Work item:
Locate each line below that includes "true" and reproduce it.

(Data about app and page elements)

^^^^^^^^^^^^^^^^

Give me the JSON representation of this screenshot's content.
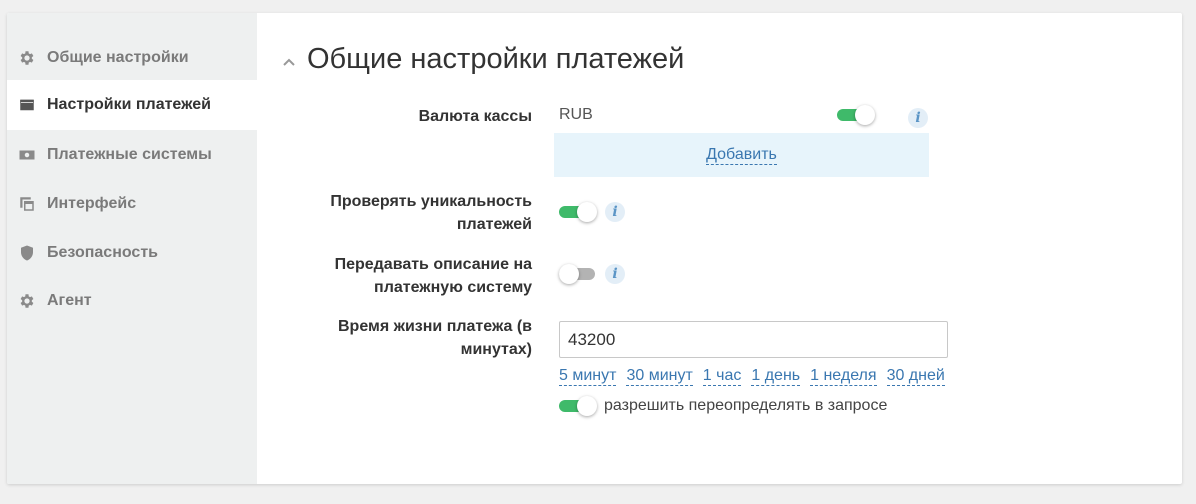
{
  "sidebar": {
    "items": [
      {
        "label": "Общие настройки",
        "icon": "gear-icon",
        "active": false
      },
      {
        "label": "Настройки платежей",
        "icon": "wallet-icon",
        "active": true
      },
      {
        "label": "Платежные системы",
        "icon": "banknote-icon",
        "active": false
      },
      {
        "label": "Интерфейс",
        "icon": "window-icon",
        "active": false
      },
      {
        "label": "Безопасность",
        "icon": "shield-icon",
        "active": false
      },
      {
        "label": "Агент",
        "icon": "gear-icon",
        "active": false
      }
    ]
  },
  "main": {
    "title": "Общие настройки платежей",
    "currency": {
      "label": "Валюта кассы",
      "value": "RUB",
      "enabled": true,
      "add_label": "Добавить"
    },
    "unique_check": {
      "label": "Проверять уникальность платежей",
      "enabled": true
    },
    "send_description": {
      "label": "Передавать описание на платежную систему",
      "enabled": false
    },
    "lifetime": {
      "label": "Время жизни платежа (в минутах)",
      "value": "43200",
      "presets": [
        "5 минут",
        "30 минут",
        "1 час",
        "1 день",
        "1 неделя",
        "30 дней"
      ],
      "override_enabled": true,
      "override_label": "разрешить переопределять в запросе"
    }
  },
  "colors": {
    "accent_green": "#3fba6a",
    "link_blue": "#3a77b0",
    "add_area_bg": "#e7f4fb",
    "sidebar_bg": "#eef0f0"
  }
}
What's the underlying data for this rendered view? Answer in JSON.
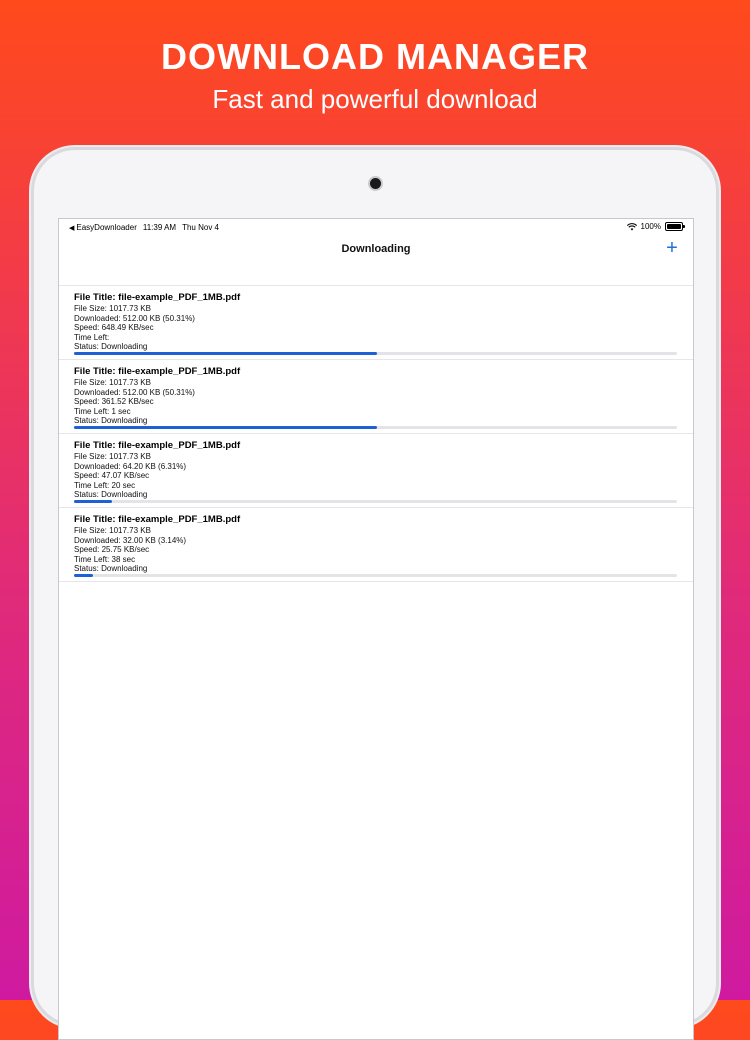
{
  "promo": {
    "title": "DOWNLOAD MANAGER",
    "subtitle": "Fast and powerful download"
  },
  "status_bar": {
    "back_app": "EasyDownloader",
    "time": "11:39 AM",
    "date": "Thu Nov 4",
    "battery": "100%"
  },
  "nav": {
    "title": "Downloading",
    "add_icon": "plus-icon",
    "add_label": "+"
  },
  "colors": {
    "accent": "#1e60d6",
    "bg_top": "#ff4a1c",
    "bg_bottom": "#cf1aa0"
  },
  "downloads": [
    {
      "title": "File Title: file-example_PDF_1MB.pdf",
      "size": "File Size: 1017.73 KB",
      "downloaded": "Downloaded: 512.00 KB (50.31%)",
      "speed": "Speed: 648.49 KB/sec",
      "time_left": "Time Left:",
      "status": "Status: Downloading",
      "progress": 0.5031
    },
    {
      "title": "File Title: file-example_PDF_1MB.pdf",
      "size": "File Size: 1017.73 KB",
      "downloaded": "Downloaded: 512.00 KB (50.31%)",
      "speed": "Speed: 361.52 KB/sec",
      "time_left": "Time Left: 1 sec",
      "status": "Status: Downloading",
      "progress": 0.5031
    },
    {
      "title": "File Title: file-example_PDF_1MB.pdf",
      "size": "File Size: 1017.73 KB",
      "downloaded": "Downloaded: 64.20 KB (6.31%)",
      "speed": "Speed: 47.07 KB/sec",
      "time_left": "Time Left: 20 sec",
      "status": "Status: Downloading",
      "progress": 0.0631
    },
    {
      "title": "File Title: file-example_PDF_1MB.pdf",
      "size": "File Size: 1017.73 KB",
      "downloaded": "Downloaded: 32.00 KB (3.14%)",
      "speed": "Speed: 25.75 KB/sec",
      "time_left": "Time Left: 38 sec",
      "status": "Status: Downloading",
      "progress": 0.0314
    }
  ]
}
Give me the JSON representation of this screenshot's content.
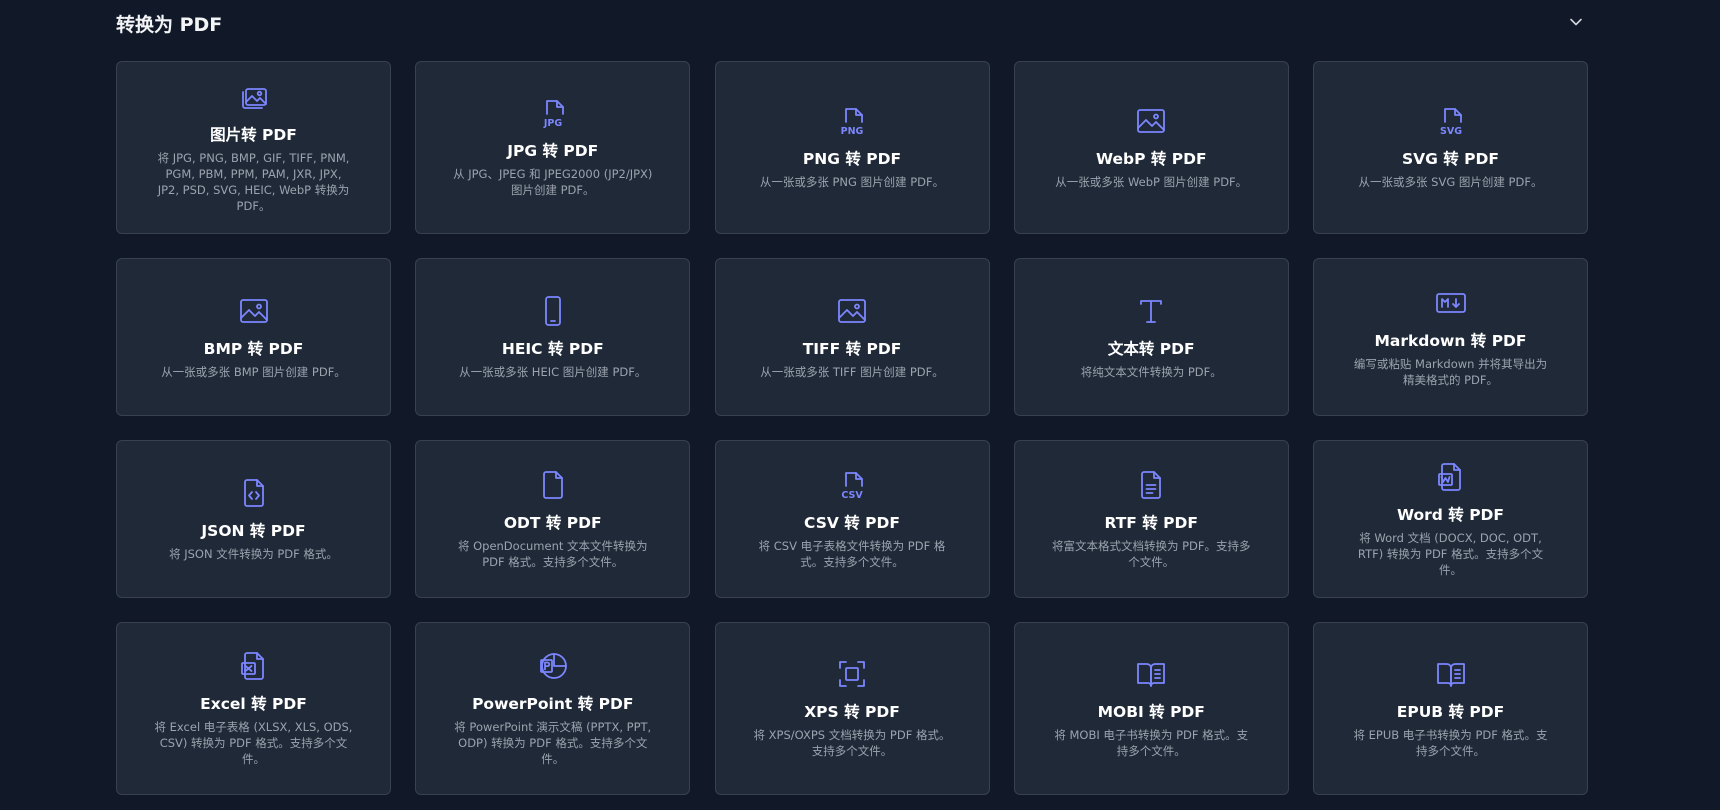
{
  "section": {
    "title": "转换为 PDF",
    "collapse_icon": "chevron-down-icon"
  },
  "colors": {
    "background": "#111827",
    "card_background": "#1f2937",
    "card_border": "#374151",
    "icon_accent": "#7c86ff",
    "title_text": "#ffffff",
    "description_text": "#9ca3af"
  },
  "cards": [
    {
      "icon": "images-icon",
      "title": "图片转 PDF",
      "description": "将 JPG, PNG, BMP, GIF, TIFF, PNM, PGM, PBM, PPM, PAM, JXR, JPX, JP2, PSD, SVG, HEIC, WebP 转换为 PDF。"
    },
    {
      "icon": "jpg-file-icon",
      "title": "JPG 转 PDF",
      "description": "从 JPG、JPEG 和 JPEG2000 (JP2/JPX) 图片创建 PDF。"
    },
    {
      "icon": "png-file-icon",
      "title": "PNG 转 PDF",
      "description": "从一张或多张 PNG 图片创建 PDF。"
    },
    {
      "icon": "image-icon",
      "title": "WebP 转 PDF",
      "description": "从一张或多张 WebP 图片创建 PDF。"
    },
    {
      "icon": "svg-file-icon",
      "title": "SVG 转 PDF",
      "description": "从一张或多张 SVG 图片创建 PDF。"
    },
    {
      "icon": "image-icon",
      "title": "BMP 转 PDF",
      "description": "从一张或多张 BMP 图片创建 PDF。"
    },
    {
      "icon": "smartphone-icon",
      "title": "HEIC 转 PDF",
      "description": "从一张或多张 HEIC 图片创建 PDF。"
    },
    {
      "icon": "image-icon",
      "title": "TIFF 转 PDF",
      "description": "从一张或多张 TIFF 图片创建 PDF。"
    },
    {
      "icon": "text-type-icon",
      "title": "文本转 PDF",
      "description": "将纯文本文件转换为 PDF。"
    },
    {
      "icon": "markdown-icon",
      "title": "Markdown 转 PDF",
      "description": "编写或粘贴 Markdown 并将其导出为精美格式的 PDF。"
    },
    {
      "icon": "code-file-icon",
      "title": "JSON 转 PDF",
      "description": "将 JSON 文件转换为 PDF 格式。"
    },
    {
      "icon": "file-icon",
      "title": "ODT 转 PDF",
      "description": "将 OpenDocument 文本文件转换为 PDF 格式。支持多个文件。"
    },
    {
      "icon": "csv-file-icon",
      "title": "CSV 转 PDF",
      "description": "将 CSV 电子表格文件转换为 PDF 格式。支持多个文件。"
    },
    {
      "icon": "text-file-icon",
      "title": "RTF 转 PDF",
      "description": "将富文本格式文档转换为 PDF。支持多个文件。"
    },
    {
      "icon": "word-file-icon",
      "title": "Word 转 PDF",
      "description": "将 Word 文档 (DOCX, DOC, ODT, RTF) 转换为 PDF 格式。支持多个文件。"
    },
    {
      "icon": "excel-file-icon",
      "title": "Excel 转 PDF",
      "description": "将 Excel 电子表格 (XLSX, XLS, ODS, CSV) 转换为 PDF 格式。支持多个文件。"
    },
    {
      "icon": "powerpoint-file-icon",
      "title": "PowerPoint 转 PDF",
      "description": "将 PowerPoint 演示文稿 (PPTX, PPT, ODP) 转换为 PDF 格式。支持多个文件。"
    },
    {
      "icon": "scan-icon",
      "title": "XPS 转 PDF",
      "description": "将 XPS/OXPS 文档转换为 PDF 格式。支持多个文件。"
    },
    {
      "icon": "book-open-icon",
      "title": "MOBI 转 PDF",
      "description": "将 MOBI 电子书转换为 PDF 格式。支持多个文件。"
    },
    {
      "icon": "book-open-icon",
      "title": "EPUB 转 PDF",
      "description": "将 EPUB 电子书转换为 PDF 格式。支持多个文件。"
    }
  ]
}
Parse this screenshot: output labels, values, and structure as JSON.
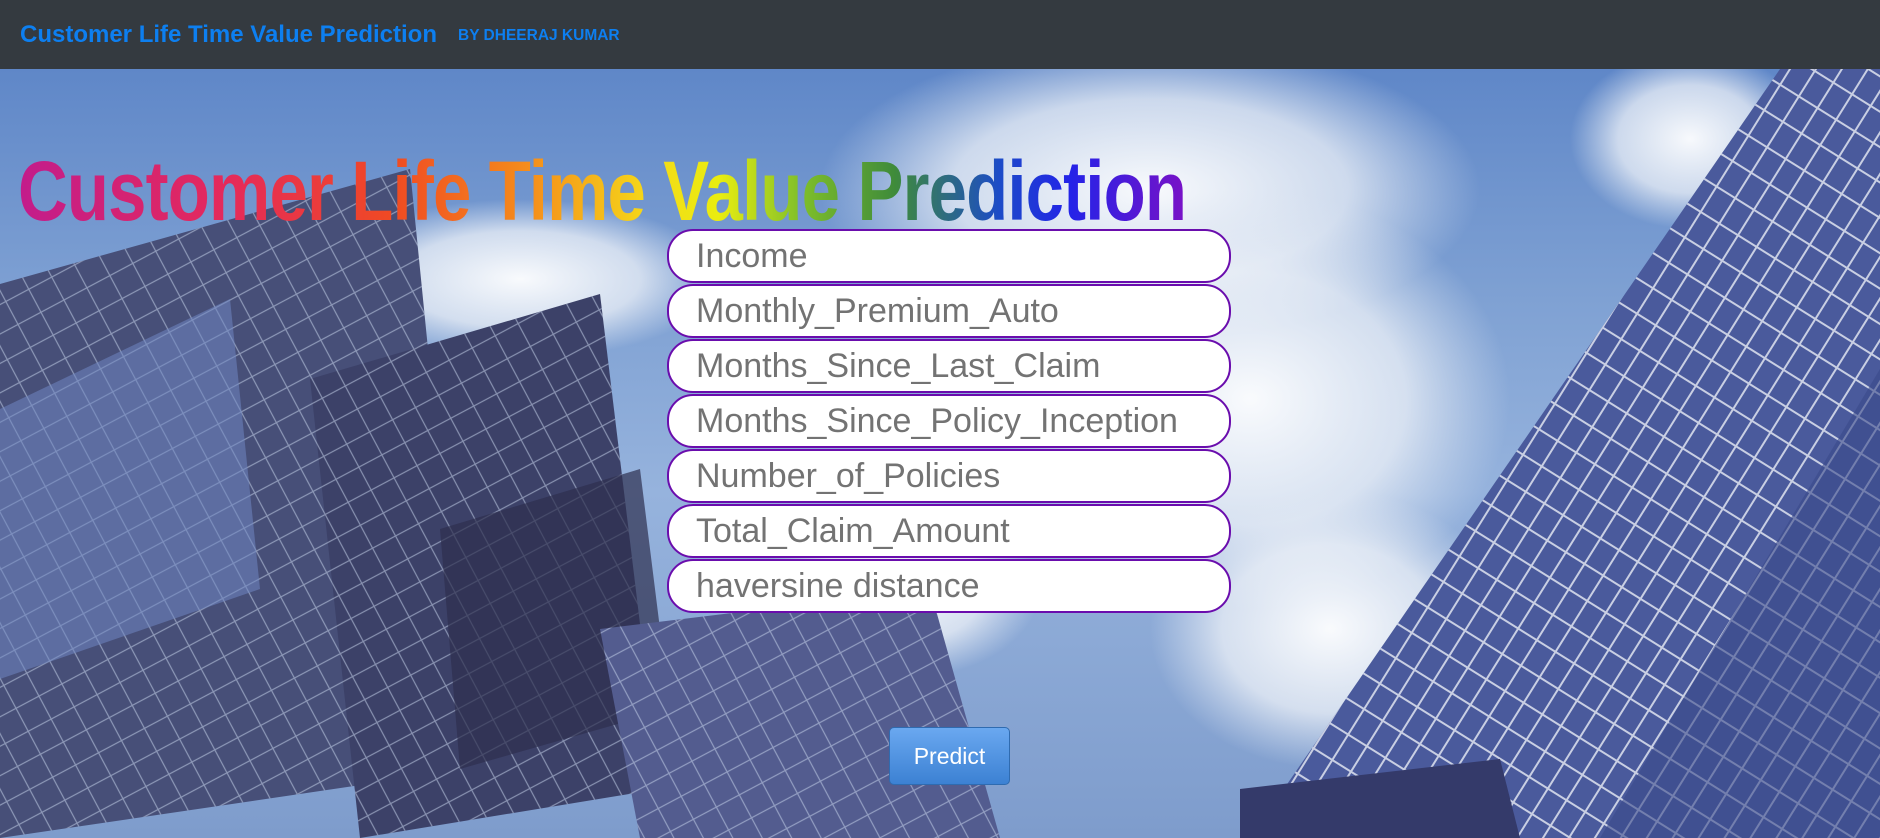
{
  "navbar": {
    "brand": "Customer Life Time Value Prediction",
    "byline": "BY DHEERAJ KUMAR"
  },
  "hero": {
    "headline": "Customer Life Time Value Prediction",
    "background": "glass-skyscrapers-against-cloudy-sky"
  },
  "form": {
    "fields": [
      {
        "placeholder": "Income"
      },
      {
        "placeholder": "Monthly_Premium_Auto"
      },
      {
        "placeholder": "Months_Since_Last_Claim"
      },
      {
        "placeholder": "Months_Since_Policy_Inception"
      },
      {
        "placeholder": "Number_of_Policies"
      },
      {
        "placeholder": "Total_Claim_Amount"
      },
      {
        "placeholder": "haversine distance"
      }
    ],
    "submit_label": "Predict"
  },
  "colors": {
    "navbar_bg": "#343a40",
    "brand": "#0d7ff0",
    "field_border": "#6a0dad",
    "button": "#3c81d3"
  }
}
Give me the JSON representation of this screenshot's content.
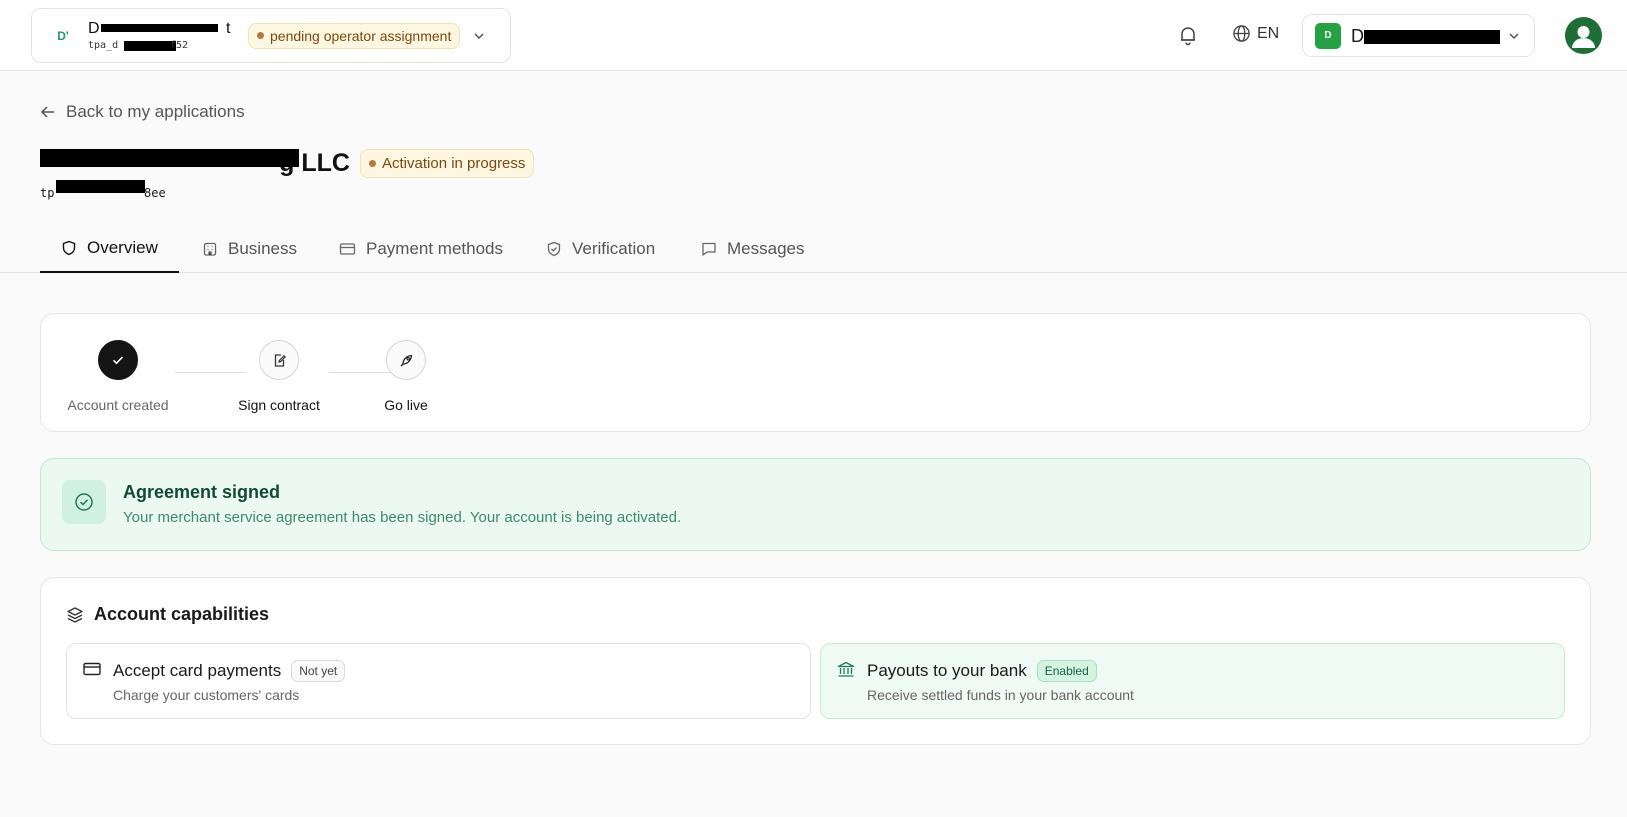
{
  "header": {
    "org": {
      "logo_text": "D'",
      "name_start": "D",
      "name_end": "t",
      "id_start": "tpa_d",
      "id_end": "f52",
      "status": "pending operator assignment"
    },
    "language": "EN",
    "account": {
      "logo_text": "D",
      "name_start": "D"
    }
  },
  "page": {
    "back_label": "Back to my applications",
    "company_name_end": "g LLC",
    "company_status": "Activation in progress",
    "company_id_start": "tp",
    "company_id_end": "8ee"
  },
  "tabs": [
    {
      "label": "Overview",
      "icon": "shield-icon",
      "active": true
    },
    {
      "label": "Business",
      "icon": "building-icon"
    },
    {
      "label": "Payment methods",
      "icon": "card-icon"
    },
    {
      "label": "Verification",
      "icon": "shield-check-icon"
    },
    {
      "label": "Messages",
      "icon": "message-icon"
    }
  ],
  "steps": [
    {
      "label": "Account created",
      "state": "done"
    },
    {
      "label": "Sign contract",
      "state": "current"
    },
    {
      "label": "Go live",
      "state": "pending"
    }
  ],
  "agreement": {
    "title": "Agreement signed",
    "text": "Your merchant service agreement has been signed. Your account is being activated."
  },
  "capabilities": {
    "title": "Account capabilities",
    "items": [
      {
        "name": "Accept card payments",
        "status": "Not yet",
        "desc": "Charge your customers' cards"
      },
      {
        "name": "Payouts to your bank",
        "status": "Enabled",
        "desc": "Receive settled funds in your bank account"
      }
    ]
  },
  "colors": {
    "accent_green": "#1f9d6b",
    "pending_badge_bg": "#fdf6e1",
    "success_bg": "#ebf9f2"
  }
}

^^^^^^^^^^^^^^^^

Answer below:
        "active": true
      "enabled": true,
      "enabled": true
      "override_enabled": true,
      "active": true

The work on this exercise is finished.